───── GIVEN ENTRIES ─────

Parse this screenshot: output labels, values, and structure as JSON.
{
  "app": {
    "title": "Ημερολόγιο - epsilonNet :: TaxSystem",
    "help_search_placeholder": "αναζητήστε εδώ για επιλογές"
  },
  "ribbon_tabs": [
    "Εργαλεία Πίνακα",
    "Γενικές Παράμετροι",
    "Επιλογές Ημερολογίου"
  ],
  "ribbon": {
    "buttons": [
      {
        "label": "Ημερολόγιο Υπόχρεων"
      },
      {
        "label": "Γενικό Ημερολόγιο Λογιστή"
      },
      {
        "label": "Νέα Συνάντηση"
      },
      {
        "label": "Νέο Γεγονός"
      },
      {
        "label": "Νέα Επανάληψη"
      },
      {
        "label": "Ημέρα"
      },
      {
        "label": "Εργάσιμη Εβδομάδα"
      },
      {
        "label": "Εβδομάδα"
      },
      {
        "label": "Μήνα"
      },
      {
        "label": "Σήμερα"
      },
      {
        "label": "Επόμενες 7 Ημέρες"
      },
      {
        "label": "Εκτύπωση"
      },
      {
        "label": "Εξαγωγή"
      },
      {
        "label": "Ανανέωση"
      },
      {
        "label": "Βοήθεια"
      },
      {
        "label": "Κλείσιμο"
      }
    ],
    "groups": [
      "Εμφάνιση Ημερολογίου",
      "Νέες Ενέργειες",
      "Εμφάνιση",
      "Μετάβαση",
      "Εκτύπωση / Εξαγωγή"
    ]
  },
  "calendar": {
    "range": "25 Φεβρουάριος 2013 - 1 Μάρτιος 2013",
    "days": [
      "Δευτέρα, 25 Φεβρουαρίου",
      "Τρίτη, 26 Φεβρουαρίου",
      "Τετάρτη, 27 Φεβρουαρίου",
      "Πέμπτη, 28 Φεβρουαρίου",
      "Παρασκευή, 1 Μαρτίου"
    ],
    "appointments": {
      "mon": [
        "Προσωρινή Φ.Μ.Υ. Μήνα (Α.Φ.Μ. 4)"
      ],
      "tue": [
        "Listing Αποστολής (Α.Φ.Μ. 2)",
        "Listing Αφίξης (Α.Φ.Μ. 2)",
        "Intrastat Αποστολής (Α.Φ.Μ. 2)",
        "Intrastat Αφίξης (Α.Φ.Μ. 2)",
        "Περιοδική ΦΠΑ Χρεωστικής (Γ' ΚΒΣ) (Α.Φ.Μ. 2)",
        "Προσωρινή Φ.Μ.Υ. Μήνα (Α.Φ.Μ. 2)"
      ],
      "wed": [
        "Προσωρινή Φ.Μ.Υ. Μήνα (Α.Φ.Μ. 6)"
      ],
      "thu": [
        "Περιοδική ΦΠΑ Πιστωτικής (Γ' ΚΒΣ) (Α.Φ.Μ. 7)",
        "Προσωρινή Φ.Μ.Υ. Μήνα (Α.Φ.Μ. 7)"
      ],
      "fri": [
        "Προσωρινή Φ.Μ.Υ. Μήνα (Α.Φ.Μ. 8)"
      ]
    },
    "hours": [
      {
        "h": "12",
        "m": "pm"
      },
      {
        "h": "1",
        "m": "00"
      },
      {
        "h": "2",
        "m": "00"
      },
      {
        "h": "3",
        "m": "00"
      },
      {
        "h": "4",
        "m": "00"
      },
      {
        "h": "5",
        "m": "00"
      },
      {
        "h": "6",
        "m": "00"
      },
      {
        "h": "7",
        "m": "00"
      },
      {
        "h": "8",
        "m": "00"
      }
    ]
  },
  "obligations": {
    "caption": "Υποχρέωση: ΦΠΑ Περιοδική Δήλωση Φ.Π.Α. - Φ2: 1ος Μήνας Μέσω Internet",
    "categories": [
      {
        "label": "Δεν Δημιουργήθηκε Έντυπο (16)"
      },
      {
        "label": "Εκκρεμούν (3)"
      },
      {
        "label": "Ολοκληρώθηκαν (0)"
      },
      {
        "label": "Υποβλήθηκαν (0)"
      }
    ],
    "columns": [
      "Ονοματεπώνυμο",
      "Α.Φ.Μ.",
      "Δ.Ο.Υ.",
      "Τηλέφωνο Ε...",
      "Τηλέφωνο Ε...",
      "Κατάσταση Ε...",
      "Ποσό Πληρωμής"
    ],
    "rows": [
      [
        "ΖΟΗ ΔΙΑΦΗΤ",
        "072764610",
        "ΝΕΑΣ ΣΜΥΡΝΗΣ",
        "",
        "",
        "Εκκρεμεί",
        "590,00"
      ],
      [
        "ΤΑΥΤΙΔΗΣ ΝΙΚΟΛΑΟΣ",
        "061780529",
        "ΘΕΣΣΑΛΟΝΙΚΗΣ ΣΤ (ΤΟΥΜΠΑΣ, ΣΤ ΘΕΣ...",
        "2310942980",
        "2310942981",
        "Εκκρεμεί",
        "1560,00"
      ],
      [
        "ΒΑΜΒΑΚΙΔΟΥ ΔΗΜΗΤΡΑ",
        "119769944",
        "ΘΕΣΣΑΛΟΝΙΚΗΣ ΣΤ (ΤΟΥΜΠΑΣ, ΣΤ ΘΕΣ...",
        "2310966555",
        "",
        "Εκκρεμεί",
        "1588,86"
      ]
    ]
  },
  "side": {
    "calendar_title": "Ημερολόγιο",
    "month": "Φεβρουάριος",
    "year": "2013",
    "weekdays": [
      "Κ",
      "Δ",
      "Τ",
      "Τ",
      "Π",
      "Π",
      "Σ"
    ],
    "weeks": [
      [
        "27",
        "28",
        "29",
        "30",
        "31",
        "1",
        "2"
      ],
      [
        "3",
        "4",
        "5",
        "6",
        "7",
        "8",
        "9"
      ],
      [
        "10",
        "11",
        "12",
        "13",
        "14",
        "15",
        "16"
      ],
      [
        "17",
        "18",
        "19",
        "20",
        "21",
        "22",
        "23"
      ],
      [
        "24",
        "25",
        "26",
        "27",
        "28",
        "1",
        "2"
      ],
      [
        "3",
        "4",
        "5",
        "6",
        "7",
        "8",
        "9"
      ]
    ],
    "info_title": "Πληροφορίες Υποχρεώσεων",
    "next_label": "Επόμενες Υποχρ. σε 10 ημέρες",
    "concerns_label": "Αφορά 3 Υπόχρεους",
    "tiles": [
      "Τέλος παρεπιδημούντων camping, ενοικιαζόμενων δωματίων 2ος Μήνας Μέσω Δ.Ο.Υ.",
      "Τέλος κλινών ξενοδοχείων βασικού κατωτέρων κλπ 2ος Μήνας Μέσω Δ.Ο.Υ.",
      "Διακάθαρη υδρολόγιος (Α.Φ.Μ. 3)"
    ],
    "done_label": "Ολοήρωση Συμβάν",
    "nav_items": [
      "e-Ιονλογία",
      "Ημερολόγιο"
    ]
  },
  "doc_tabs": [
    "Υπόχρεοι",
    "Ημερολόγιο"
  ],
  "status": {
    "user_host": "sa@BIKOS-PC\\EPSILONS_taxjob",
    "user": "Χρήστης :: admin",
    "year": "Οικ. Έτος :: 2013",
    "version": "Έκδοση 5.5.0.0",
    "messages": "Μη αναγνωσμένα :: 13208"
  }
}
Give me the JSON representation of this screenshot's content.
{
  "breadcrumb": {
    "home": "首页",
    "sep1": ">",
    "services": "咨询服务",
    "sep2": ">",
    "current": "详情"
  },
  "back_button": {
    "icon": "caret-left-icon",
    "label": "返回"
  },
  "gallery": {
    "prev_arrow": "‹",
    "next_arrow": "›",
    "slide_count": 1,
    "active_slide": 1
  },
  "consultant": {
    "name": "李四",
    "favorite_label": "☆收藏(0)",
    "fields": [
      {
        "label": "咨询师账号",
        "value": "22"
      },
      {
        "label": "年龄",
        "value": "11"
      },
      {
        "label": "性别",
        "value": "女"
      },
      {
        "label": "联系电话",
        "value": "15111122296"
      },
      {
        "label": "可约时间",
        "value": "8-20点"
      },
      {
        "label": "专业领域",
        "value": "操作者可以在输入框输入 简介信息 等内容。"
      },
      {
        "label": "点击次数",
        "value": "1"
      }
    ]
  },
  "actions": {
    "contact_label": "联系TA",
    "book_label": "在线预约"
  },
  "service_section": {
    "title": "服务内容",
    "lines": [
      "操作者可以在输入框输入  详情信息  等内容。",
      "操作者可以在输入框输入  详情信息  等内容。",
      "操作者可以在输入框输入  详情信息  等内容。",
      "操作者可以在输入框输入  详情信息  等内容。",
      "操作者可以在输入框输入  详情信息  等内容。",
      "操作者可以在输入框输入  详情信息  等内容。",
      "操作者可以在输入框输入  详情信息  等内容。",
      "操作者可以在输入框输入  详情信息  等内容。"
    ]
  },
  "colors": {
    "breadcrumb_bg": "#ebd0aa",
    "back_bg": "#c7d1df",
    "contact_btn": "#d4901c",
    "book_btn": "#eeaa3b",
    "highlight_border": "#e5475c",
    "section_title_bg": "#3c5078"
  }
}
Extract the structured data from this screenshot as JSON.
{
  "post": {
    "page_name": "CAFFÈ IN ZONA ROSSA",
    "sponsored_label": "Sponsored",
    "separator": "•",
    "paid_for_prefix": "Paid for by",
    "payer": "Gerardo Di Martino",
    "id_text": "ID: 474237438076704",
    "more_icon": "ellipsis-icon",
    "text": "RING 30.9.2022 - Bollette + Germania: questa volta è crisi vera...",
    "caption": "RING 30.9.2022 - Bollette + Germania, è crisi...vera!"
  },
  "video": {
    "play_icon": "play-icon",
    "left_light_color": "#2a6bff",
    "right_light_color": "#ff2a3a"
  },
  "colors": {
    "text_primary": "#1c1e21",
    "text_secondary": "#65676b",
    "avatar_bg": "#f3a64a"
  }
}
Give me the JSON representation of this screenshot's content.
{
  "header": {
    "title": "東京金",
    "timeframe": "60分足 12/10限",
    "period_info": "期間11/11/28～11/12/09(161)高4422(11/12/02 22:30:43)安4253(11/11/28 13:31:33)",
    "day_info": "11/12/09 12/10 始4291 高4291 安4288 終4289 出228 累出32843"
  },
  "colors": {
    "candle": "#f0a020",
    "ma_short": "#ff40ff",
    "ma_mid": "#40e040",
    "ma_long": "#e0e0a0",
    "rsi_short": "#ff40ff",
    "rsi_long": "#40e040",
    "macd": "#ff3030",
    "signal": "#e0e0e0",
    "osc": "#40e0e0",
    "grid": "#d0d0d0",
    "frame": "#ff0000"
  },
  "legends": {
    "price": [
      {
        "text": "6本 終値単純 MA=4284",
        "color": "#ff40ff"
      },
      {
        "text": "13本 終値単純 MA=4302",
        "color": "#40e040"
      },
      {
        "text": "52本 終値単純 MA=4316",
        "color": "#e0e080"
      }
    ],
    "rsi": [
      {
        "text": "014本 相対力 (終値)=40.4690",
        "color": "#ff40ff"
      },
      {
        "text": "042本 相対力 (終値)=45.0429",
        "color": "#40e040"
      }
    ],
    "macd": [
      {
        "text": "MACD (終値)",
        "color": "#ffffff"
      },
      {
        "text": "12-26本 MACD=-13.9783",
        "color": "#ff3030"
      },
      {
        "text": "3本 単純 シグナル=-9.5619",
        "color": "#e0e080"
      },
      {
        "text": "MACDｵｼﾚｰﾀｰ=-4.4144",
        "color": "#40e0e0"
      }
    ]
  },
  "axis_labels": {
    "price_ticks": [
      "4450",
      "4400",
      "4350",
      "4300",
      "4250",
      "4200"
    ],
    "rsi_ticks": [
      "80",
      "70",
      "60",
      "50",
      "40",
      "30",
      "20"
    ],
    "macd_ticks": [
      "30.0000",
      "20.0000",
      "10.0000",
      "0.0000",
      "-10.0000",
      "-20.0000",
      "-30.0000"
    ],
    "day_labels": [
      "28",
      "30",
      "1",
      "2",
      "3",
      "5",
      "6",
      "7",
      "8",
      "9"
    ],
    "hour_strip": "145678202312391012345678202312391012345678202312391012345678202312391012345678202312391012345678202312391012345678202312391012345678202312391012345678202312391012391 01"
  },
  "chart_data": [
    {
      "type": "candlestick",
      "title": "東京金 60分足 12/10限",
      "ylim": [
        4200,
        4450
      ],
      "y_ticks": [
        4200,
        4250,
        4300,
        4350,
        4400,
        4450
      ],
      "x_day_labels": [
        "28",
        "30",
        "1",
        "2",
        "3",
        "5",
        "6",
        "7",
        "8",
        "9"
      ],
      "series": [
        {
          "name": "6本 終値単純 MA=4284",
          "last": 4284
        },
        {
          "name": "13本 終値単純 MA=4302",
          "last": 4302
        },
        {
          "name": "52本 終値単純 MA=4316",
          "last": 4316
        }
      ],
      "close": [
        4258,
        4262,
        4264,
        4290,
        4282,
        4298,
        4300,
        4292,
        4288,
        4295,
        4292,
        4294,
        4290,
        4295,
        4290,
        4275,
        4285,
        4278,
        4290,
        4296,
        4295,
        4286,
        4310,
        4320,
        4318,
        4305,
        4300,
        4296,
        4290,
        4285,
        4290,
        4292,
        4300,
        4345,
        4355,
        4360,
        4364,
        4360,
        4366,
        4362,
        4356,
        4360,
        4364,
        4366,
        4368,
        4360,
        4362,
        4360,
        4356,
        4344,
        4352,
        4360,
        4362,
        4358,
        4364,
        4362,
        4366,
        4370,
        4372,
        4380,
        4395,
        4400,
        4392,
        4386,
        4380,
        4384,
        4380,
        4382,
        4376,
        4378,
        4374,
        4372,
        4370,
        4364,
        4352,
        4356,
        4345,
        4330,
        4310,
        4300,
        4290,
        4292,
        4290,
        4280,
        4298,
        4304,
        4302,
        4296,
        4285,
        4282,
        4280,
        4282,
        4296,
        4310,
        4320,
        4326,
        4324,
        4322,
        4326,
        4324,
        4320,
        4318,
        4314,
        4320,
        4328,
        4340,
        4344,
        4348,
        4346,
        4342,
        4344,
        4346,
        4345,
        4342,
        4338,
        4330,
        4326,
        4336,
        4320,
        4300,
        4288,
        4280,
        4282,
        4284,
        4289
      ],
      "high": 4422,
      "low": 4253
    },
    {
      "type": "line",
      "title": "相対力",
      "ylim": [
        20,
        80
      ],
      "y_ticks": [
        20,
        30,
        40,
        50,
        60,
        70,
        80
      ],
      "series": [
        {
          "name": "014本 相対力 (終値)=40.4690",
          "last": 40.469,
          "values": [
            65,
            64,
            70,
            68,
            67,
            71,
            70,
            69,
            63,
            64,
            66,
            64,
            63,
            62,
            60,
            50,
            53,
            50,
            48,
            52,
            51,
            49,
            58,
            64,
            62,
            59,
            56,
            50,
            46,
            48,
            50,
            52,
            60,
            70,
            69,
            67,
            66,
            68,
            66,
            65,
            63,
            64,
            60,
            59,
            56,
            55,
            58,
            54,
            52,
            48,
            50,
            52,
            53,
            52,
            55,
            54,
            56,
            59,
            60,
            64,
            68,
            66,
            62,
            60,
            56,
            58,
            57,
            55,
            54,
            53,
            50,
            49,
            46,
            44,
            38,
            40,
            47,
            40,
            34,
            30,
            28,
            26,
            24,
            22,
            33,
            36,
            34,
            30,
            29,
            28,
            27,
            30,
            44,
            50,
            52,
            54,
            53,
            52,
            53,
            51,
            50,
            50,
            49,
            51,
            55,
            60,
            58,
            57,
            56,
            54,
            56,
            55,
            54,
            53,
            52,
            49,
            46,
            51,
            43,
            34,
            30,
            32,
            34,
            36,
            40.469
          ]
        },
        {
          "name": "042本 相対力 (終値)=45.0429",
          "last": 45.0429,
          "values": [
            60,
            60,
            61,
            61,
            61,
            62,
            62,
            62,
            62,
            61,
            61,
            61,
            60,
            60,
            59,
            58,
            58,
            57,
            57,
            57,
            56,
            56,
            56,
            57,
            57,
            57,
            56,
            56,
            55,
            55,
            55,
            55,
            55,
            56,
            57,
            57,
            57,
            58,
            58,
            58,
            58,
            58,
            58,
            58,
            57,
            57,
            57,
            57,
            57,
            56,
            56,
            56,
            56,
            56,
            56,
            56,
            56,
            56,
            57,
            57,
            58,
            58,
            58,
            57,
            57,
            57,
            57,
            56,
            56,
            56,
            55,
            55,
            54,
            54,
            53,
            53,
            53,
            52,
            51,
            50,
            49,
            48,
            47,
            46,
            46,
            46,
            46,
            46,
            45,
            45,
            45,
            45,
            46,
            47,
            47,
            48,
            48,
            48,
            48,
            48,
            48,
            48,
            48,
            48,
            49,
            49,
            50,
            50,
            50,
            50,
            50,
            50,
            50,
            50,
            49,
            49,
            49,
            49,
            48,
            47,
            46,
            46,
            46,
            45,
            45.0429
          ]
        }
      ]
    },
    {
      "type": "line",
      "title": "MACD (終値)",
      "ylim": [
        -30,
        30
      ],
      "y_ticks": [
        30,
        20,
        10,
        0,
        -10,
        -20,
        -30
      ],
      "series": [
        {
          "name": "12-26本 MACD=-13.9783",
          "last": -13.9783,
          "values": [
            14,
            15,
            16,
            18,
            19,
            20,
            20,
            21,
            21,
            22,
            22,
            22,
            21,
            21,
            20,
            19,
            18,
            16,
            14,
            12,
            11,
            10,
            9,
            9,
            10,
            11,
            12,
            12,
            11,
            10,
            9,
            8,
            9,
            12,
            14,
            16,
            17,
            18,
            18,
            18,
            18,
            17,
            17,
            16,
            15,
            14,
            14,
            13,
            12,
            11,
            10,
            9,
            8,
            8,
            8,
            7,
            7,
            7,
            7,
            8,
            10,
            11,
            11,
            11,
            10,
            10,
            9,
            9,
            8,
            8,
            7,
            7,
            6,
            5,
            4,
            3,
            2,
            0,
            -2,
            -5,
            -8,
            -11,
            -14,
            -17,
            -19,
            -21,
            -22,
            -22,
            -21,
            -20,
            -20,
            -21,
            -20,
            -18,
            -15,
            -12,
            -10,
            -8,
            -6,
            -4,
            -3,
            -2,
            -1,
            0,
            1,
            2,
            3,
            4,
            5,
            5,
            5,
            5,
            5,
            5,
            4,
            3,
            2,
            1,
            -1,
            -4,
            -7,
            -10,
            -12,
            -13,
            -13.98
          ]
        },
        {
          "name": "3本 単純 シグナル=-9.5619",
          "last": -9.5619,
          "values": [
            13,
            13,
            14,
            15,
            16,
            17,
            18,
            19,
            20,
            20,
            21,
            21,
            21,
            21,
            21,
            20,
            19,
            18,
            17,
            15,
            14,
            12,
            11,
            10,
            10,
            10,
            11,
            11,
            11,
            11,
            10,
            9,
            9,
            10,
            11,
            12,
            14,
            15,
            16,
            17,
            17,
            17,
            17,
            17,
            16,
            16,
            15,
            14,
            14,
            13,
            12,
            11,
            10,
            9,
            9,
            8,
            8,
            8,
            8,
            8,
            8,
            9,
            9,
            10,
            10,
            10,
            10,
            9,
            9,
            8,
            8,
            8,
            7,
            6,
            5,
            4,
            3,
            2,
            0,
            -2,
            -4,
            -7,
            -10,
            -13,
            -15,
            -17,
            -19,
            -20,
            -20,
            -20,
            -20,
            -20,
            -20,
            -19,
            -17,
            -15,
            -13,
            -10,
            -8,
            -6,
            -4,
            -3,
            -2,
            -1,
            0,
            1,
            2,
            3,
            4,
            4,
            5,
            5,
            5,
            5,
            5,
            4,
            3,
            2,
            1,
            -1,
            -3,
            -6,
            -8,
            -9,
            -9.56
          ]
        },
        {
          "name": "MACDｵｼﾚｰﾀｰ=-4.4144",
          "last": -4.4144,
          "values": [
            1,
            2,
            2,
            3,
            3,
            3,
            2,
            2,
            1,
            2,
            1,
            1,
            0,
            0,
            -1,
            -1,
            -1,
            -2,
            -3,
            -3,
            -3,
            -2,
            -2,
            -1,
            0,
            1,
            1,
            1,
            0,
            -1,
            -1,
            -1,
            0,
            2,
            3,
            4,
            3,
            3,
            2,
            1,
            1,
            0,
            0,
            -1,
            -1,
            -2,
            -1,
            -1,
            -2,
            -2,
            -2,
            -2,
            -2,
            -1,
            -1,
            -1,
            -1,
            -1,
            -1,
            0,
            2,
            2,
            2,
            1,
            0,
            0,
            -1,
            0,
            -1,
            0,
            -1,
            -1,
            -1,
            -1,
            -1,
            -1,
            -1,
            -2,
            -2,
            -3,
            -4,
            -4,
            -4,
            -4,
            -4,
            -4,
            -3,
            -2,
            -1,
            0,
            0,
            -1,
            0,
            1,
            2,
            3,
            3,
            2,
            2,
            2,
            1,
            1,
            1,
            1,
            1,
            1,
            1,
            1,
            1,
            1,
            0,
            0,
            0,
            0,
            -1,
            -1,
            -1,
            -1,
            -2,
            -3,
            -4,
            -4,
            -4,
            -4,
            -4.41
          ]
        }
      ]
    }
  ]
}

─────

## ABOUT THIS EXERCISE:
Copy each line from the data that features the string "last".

## YOUR RESPONSE:
          "last": 4284
          "last": 4302
          "last": 4316
          "last": 40.469,
          "last": 45.0429,
          "last": -13.9783,
          "last": -9.5619,
          "last": -4.4144,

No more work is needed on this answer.